Find more alumni stories and tips for your success in Phoenix Focus.
When Guy Halfteck graduated from Harvard with a doctorate in law and economics, he confidently applied for a job at a hedge fund. After two months of interviews, he was passed over for someone else—an experience that left him upset and confused because he felt like he’d been a perfect fit for the position.
He was especially disappointed in the company’s interview process, through which he felt, despite the number of interviews, he had no way to showcase his talents.
That experience got him thinking: Wasn’t there some way, outside the traditional resume and interview, to prove your skills to an organization—one that would directly correlate with how well you might fit with a company?
Four years later, Halfteck has a thriving business called Knack, which designs video games aimed at assessing job candidates’ skills and aptitudes for recruiters and hiring companies.
Wasabi Waiter, the first video game created by Knack, uses the setting of a busy sushi restaurant to “measure the player’s creativity, strategic thinking, social intelligence and time management skills,” says Halfteck, who designed the game with the help of behavioral scientists, engineers and data experts.
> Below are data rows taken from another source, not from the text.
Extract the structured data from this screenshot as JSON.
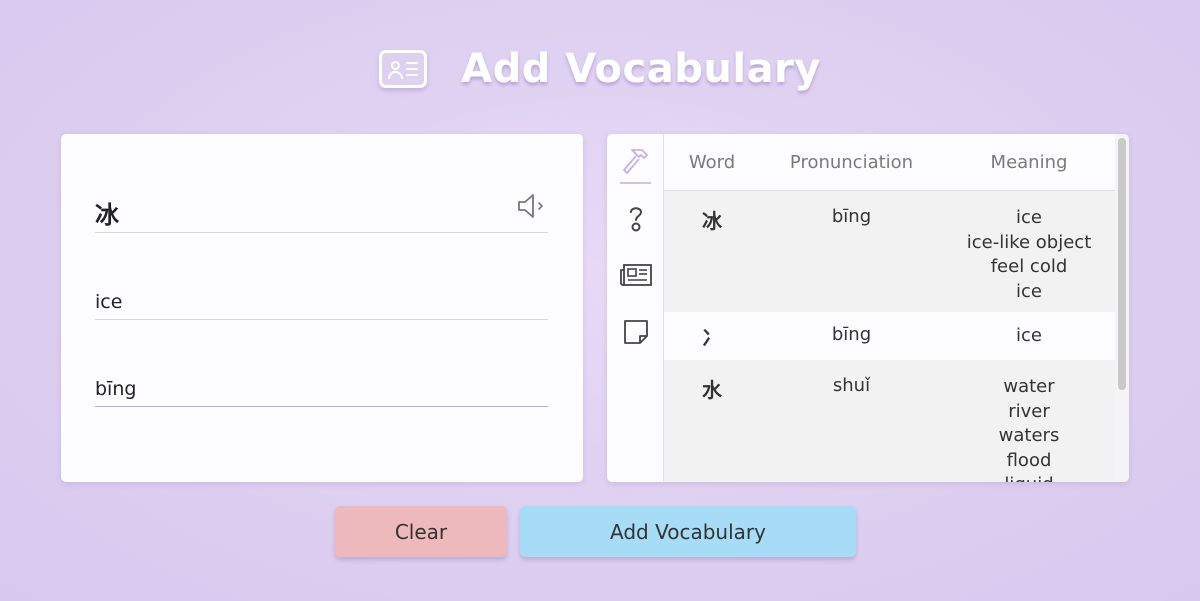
{
  "header": {
    "title": "Add Vocabulary",
    "icon": "contact-card-icon"
  },
  "form": {
    "word_value": "冰",
    "meaning_value": "ice",
    "pronunciation_value": "bīng",
    "speaker_icon": "speaker-icon"
  },
  "side_tabs": [
    {
      "icon": "hammer-icon",
      "active": true
    },
    {
      "icon": "question-icon",
      "active": false
    },
    {
      "icon": "newspaper-icon",
      "active": false
    },
    {
      "icon": "sticky-note-icon",
      "active": false
    }
  ],
  "table": {
    "headers": {
      "word": "Word",
      "pronunciation": "Pronunciation",
      "meaning": "Meaning"
    },
    "rows": [
      {
        "word": "冰",
        "pronunciation": "bīng",
        "meanings": [
          "ice",
          "ice-like object",
          "feel cold",
          "ice"
        ]
      },
      {
        "word": "冫",
        "pronunciation": "bīng",
        "meanings": [
          "ice"
        ]
      },
      {
        "word": "水",
        "pronunciation": "shuǐ",
        "meanings": [
          "water",
          "river",
          "waters",
          "flood",
          "liquid"
        ]
      }
    ]
  },
  "buttons": {
    "clear": "Clear",
    "add": "Add Vocabulary"
  },
  "colors": {
    "background": "#ddd0f0",
    "clear_button": "#edb9bc",
    "add_button": "#a6dcf6",
    "active_underline": "#b8a8de"
  }
}
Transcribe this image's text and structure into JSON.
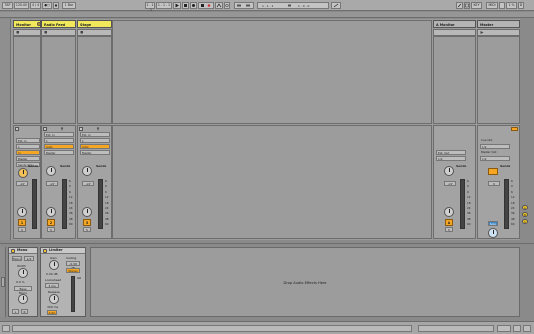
{
  "transport": {
    "tap": "TAP",
    "tempo": "120.00",
    "time_sig": "4 / 4",
    "metronome": "●○",
    "quantize": "1 Bar",
    "position": "1 . 1 . 1",
    "punch": "1 . 1 . 1",
    "key": "KEY",
    "midi": "MIDI",
    "cpu": "1 %",
    "disk": "D"
  },
  "tracks": [
    {
      "name": "Monitor",
      "header_color": "#f2e85c",
      "input_type": "Ext. In",
      "input_channel": "1",
      "monitor": "In",
      "output": "Master",
      "send_a": "Sends Only",
      "track_number": "1",
      "volume": "-inf",
      "pan": "C",
      "scale": [
        "6",
        "0",
        "6",
        "12",
        "18",
        "24",
        "36",
        "48",
        "60"
      ]
    },
    {
      "name": "Radio Feed",
      "header_color": "#f2e85c",
      "input_type": "Ext. In",
      "input_channel": "1",
      "monitor": "Auto",
      "output": "Master",
      "send_a": "Master",
      "track_number": "2",
      "volume": "-inf",
      "pan": "C",
      "scale": [
        "6",
        "0",
        "6",
        "12",
        "18",
        "24",
        "36",
        "48",
        "60"
      ]
    },
    {
      "name": "Stage",
      "header_color": "#f2e85c",
      "input_type": "Ext. In",
      "input_channel": "1",
      "monitor": "Auto",
      "output": "Master",
      "send_a": "Master",
      "track_number": "3",
      "volume": "-inf",
      "pan": "C",
      "scale": [
        "6",
        "0",
        "6",
        "12",
        "18",
        "24",
        "36",
        "48",
        "60"
      ]
    }
  ],
  "returns": [
    {
      "name": "A Monitor",
      "output": "Ext. Out",
      "channel": "1/2",
      "track_letter": "A",
      "volume": "-inf",
      "pan": "C",
      "scale": [
        "6",
        "0",
        "6",
        "12",
        "18",
        "24",
        "36",
        "48",
        "60"
      ]
    }
  ],
  "master": {
    "name": "Master",
    "cue_out": "Cue Out",
    "cue_ch": "1/2",
    "master_out": "Master Out",
    "master_ch": "1/2",
    "volume": "0",
    "pan": "C",
    "solo": "Solo",
    "scale": [
      "6",
      "0",
      "6",
      "12",
      "18",
      "24",
      "36",
      "48",
      "60"
    ]
  },
  "sends_label": "Sends",
  "devices": {
    "mono": {
      "title": "Mono",
      "width_label": "Width",
      "width_value": "0.0 %",
      "bass": "Bass Mono",
      "left": "L",
      "right": "R",
      "mode": "Mono"
    },
    "limiter": {
      "title": "Limiter",
      "gain_label": "Gain",
      "gain_value": "0.00 dB",
      "ceiling_label": "Ceiling",
      "ceiling_value": "-0.30 dB",
      "stereo": "Stereo",
      "lookahead": "Lookahead",
      "lookahead_value": "3 ms",
      "release_label": "Release",
      "release_value": "300 ms",
      "auto": "Auto",
      "gain_reduction": "GR"
    }
  },
  "drop_area_text": "Drop Audio Effects Here",
  "side_letters": [
    "A",
    "B"
  ],
  "crossfader": [
    "A",
    "B",
    "S"
  ]
}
Although it’s still new, preliminary results of Knack’s product have been promising. Halfteck reports that, “Wasabi Waiter helped identify the top 10 percent of performers in the area of innovation and idea generation for Shell Oil’s game changer division.”
“When you play the game, we learn an enormous amount of behavioral data about you, which allows us to identify your abilities, your skills, your character traits, and then use our algorithm to compute whether you have a knack for certain desirable traits for one company or occupation,” he says.
And Knack is not alone. There is a growing industry of companies that are creating innovative data-driven methods to assess people for job compatibility.
This new hiring trend is growing for a reason, explains Michael Tannenbaum, CEO for ConnectCubed, a company that provides gaming assessments for such skills as spatial reasoning, multitasking, focus and concentration.
“Research shows that when it comes to hiring, people are pretty bad judges of other people,” says Tannenbaum. “We are prejudiced to hire people that are like us, and tend to be disproportionately unfair to people who are not like us. We also prioritize things that have little to do with work results, like where you went to school.”
With ConnectCube’s assessments, Tannenbaum hopes to level the playing field to give people that didn’t attend a prestigious college a better shot at jobs they may be well-suited for, but wouldn’t normally be offered. “Why should only people from the Ivy Leagues be recruited for certain companies,” he asks, “when research shows that the school you went to doesn’t correlate with performance?”
Tannenbaum argues that with data-driven hiring practices, “anyone, no matter what their background, can become the best candidate for the job.”
Although these games are used to evaluate people, they’re not intended to make people nervous, explains Tannenbaum. “We’ve tried to create assessments that are actually fun for the user to engage with. Our goal is to help people find jobs that they love by giving them access to positions they may not have had access to in the past, and letting their true nature shine.”
Halfteck concurs. “By playing these games, you can find out what you are good at,” he says. In fact, Knack is currently working on an online tool, in the form of a game, that will help students determine which subjects they should study in college in order to match their aptitudes with a successful career path.
Industry experts agree that assessment games aren’t going to replace the traditional resume and in-person interview any time soon. Face-to-face conversations allow for nuances of character, such as personal chemistry and charisma, explains Halfteck. “But if we can help reduce thousands of potential candidates down to a field of ten, that’s a big time-saver for a corporation.”
In fact, Halfteck says, “NYU Medical Center is now having surgery candidates play Wasabi Waiter to help determine which ones will make residency.” According to the data, when top-performing surgeons play the game, they all come out with the same set of outcomes. So Knack uses that successful model to locate others with the same skills.
So what should someone do if they want to become a surgeon, but don’t score the right data set when playing? “My philosophy is, it doesn’t mean you don’t have abilities,” explains Halfteck. But perhaps you need to consider another area of medicine, he says. “Every person has natural aptitudes for different things. The key to being successful in life, and to finding the right career, is to be aware of which strengths you have and to play to those strengths.”
Jenny Jedeikin lives in Northern California and her writing has appeared in San Francisco Chronicle Magazine, Rolling Stone and In Style, among other publications.